Robert Bader's recent opus is a landmark among landmarks. No book can match it for the sheer volume of its research, and even if you've read every other book ever written about the Brothers, this one will tell you a lot you didn't know about their years on stage. It also sheds abundant new light on corners of the Marxes' saga which you only thought you understood. This is the ultimate reference book on the team's early career, and no Marxian bookshelf is complete without it.
And this one is literally a reference book! Glenn Mitchell's erudite and lovingly-assembled alphabetical encyclopedia of Marxiana is best enjoyed not page by page, in order, in a few sittings. It's best enjoyed at random, every day, for the rest of your life!
The controversy surrounding its publication, and Groucho's blue talk throughout the interviews, are beside the point. It's unfortunate that those topics have dominated conversation about the Scrapbook, which is better remembered as an invaluable source of images and interviews.
Groucho and company issued this official "illustrated life" partly in an attempt to eclipse the Scrapbook. The Phile is delightful, full of priceless images and recollections. But it's a self-conscious exercise in legend-maintenance, and it feels less vital.
Steve Stoliar's beautiful memoir offers unparalleled insight into Groucho's late period, and a fan's-eye view unique among Marx books.
The first critical study of Groucho's solo career is written with wit, elegance, and deep insight into topics not explored elsewhere. The appendices include Coniam's profound encore, "The Groucho Marx Theory of Creativity" -- a landmark of Marxian thought.
Hector Arce's semi-authorized Groucho biography is an underappreciated volume, unfortunately out of print, but superior to the Groucho biographies which followed it. A great many revelations and insights which are often attributed to later scribes actually originate in Arce's pages. He went on to collaborate with Groucho on The Secret Word is Groucho and The Groucho Phile.
Maxine Marx's memoir of her father is sweet and affectionate. It earns its place here largely by being the only book devoted expressly to Chico, the most enigmatic of the Marx Brothers. Like many of these memoirs, it's more reliable as a source of impressions and insights than for biographical data.

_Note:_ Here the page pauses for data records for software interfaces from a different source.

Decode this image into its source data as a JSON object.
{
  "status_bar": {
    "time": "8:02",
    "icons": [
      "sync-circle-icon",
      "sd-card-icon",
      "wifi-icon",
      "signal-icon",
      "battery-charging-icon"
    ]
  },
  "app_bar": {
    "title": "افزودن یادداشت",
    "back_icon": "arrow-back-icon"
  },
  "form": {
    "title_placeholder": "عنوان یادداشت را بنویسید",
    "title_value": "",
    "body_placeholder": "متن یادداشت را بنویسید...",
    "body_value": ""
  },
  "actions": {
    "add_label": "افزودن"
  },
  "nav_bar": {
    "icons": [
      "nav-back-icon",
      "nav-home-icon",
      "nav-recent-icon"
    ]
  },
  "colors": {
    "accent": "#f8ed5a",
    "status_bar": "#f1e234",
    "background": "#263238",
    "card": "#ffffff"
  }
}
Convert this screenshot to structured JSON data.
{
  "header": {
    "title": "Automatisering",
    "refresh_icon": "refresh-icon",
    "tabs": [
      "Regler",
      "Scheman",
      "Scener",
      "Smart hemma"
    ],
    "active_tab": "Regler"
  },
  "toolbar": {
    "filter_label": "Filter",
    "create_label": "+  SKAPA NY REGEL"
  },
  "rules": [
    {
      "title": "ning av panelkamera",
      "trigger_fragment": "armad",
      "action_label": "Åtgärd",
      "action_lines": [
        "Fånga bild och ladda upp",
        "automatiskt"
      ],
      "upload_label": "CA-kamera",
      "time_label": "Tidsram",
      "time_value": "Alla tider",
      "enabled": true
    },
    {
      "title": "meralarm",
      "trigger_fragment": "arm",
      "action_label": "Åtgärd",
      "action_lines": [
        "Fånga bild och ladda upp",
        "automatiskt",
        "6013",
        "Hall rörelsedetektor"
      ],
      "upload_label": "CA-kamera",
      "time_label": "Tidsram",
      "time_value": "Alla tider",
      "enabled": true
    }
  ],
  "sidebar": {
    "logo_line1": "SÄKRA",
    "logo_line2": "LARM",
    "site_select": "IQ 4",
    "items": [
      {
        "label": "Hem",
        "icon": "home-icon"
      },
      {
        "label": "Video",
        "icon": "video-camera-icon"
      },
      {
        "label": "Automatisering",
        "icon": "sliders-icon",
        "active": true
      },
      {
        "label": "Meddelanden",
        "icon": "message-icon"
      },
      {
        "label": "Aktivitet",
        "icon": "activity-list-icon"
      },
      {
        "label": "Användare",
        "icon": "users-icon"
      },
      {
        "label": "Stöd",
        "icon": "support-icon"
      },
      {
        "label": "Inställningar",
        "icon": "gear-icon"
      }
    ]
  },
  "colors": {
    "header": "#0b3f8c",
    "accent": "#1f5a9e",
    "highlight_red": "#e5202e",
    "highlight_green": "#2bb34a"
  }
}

Why not buy several copies of this one and distribute them to your friends? Then buy several more! It's the gift that you keep on giving.